The cost of addressing excessive plant growth isn’t trivial. In 2013, a project to dredge sediments from Upper Lake on the Carmans River cost more than $4 million. Other efforts to drain impoundments and mechanically dredge sediments have been similarly expensive.
The problems associated with aging dams are not isolated — across Long Island there are hundreds of artificial lakes and ponds facing the same problems. But what can be done?
One option is to spend tens of millions of taxpayer funds on costly solutions to maintain the status quo. This expenditure would be a temporary solution, of course — the problems will return in years or decades as sediments continue to fill these man-made lakes and ponds and aquatic plants continue to choke them.
The other — sensible and pragmatic — option is to move beyond the legacy of dams. Instead of investing in obsolete infrastructure that has long stopped serving its original purpose, the time has come to let some of our rivers and streams run free. Doing so would improve the health of the waterways and benefit our overall coastal ecosystem. It also would save many millions in taxpayer dollars. Not every dam needs to be removed, of course, but it’s time to embrace a policy that recognizes that dam removals often serve the greater public interest.
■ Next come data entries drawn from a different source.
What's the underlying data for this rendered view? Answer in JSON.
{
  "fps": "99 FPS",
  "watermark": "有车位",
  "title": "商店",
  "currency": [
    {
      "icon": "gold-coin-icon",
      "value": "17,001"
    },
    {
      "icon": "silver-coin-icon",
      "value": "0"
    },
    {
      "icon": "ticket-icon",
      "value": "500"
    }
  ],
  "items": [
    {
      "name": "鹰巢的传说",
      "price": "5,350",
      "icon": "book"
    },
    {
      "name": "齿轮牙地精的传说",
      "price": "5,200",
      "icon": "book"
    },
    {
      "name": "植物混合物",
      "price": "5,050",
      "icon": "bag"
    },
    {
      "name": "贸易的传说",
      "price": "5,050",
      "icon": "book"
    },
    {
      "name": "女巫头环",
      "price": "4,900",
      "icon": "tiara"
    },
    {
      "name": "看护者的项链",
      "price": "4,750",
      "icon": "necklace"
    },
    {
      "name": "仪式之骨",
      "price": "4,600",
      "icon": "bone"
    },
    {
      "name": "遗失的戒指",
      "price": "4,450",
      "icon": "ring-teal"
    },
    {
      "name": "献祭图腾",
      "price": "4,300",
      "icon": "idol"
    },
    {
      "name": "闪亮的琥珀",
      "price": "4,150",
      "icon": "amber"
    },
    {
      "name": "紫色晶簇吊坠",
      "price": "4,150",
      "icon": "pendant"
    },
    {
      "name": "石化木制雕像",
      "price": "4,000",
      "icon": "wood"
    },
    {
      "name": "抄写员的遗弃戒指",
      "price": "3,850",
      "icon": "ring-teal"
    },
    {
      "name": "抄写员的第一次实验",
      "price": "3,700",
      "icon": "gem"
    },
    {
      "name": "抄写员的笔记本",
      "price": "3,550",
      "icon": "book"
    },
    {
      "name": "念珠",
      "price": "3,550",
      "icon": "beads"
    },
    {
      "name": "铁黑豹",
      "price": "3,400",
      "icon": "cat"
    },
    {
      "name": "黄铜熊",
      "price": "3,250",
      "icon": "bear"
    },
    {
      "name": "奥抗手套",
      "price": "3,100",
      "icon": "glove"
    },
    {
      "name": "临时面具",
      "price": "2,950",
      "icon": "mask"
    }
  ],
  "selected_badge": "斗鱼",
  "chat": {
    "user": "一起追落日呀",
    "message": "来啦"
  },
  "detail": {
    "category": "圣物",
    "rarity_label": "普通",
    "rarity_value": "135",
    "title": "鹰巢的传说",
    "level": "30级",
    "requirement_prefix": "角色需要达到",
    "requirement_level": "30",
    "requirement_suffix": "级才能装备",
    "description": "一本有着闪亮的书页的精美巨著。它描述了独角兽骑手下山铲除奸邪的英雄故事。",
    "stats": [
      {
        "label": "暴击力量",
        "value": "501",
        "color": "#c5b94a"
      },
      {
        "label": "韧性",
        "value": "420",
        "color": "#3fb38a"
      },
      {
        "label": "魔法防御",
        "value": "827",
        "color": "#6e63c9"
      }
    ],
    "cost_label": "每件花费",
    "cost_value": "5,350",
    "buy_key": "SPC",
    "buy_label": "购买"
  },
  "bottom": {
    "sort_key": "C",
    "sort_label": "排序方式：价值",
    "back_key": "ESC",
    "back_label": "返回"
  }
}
As municipalities across the country have increasingly recognized this reality, thousands of dams have been removed over the past decade. While there has yet to be an intentional dam removal on Long Island, a few dams damaged by storms were not repaired. Two of these de facto dam removals happened in state parks and both produced positive, ecologically beneficial results.
Now, with the storm-damaged dam at West Brook, the state parks department has another opportunity to lead. It should seize this opportunity and allow West Brook to run free to help Long Island move past the costly legacy of aging dams.
Enrico G. Nardone is executive director of the nonprofit Seatuck Environmental Association.